65
 

President Portraits

A topical collection of United States presidential portraits. This collection might be best shortened to introduce a specific historical era and the leader(s) of the time, or adapted to show how American leaders wanted to be perceived during their tenure and legacy and how artists depicted them. It includes the National Portrait Gallery's "Reading" Portraiture at a Glance sheet, which offers suggested looking and analyzing questions. It is also includes associated curator and educator talks on the portraits, where possible.
M FUGA
54
 

Roman Architecture: Arches and Columns

Roman architecture continued the legacy left by the Greeks. However, the Romans were great innovators and quickly adopted new construction techniques, used new materials, and uniquely combined existing techniques with creative design to create some of the worlds most amazing architectural structures.
Many Roman innovations were created in response to the practical changing needs of Roman society and were designed and built across the Roman world guaranteeing their permanence so that many of these great edifices still exist today.

Source citation: Cartwright, Mark. "Roman Architecture." Ancient History Encyclopedia. 2013. Web. 4 Jan. 2016.
Linda Muller
21
 

Creating Landscapes

With the resources in this Collection, students will be able to:
1. Analyze various landscapes presented in a work of art.
2. Understand the relationship between humans and the natural world.
3. Identify ways artists use viewpoint, scale, and detail to communicate ideas.
Linda Muller
17
 

Powwows

Elizabeth Hoffmeyer
78
 

Ancient China

A collection of resources about Ancient China.
Linda Muller
32
 

Innovations in Coffee Cup Lids

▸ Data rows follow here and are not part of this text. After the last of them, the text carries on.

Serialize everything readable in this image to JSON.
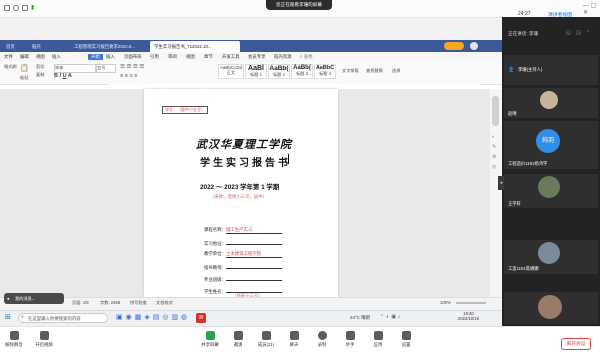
{
  "meeting": {
    "share_notice": "您正在观看李珊的屏幕",
    "time": "24:27",
    "minimize_label": "演讲者视图",
    "speaking": "正在讲话: 李珊"
  },
  "wps": {
    "tabs": [
      "首页",
      "稻壳",
      "工程管理实习报告要求2022.6...",
      "学生实习报告书_712022.10..."
    ],
    "menus": [
      "文件",
      "编辑",
      "视图",
      "插入",
      "开始",
      "插入",
      "页面布局",
      "引用",
      "审阅",
      "视图",
      "章节",
      "开发工具",
      "会员专享",
      "稻壳资源"
    ],
    "active_menu": "开始",
    "search_label": "查找",
    "ribbon_left": [
      "格式刷",
      "粘贴",
      "剪切",
      "复制"
    ],
    "font_name": "宋体",
    "font_size": "五号",
    "styles": [
      {
        "sample": "AaBbCcDd",
        "label": "正文"
      },
      {
        "sample": "AaBl",
        "label": "标题 1"
      },
      {
        "sample": "AaBb(",
        "label": "标题 2"
      },
      {
        "sample": "AaBb(",
        "label": "标题 3"
      },
      {
        "sample": "AaBbC",
        "label": "标题 4"
      }
    ],
    "style_panel_label": "文字排版",
    "find_label": "查找替换",
    "select_label": "选择"
  },
  "document": {
    "stamp": "学号：（居中小五号）",
    "school_name": "武汉华夏理工学院",
    "report_title": "学生实习报告书",
    "year_line": "2022 ～ 2023 学年第 1 学期",
    "font_note": "（宋体，黑体小三号，居中）",
    "fields": [
      {
        "label": "课程名称：",
        "value": "施工生产实习"
      },
      {
        "label": "实习地址：",
        "value": ""
      },
      {
        "label": "教学单位：",
        "value": "土木建筑工程学院"
      },
      {
        "label": "指导教师：",
        "value": ""
      },
      {
        "label": "专业班级：",
        "value": ""
      },
      {
        "label": "学生姓名：",
        "value": ""
      }
    ],
    "bottom_note": "（仿宋小三号）"
  },
  "statusbar": {
    "page": "页面: 1/8",
    "words": "字数: 2468",
    "spell": "拼写检查",
    "text_check": "文档校对",
    "zoom": "100%"
  },
  "taskbar": {
    "search_placeholder": "在这里输入你要搜索的内容",
    "weather": "24°C 晴朗",
    "clock_time": "16:30",
    "clock_date": "2022/10/16"
  },
  "notification": {
    "text": "我的消息..."
  },
  "participants": [
    {
      "name": "李珊(主持人)",
      "avatar_color": "#4a4a4a"
    },
    {
      "name": "赵晴",
      "avatar_color": "#c7b39a"
    },
    {
      "name": "纯羽",
      "avatar_color": "#2f8ee5"
    },
    {
      "name": "工程造价1191杨鸿宇",
      "avatar_color": "#8a8a8a"
    },
    {
      "name": "王宇轩",
      "avatar_color": "#6a7a5a"
    },
    {
      "name": "工造1191陈娜娜",
      "avatar_color": "#7a8a9a"
    },
    {
      "name": "",
      "avatar_color": "#9a7a6a"
    }
  ],
  "bottom_toolbar": {
    "buttons": [
      "解除静音",
      "开启视频",
      "共享屏幕",
      "邀请",
      "成员(21)",
      "聊天",
      "录制",
      "举手",
      "应用",
      "设置"
    ],
    "end_label": "离开会议",
    "end_color": "#e04040"
  }
}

Sometimes innovations are about something completely new and sometimes innovations are about small refinements in design. What can we learn about innovation from looking at something as ordinary as a coffee cup lid? Read the article about coffee cup lids and write a description for one of the lids, capturing its unique qualities. How do changes in coffee cup lids reflect larger changes in our society? Predict what will be the next innovation .
Stephanie Norby
57
 

George

Learning resource collection, which includes an iconic portrait of George Washington, filled with symbols that tell a story about early America and its first leader. Explore the ways that the artist uses symbols in the portrait to tell about the subject’s life, personality, and achievements.
Sara Benis
5
 

Looking at Earth: Seeing Africa from Above

Throughout history we have sought to better understand our world by viewing it from above. We first climbed trees, hills and fortress towers to observe the lay of the land. Today, aircraft and spacecraft look down on Earth to predict the weather, survey the terrain, monitor crops and forests, plan cities, locate resources, and gather intelligence.

This teachers guide and student activity includes an online exhibition, Looking at Earth, with background information on aerial imagery and aerial photographs of towns and cities in Africa. Divide students into small groups and ask each group to examine a different photograph responding to the following statements or questions: 1) Describe the physical (natural) features in the photograph. 2) Describe the human-made characteristics. 3) Identify the ways in which people use the land. 4) Do the streets form a grid or some other pattern? 5) Identify regions within the photograph defined by the ways in which the land is used (residential, commercial, industrial, recreational, transportation).

Ask each group to share their findings with the entire class. Discuss how the African towns and cities are different and the role of geography in defining a place. Locate the different towns and cities on a map of Africa.

Stephanie Norby
17
601-613 of 613 Collections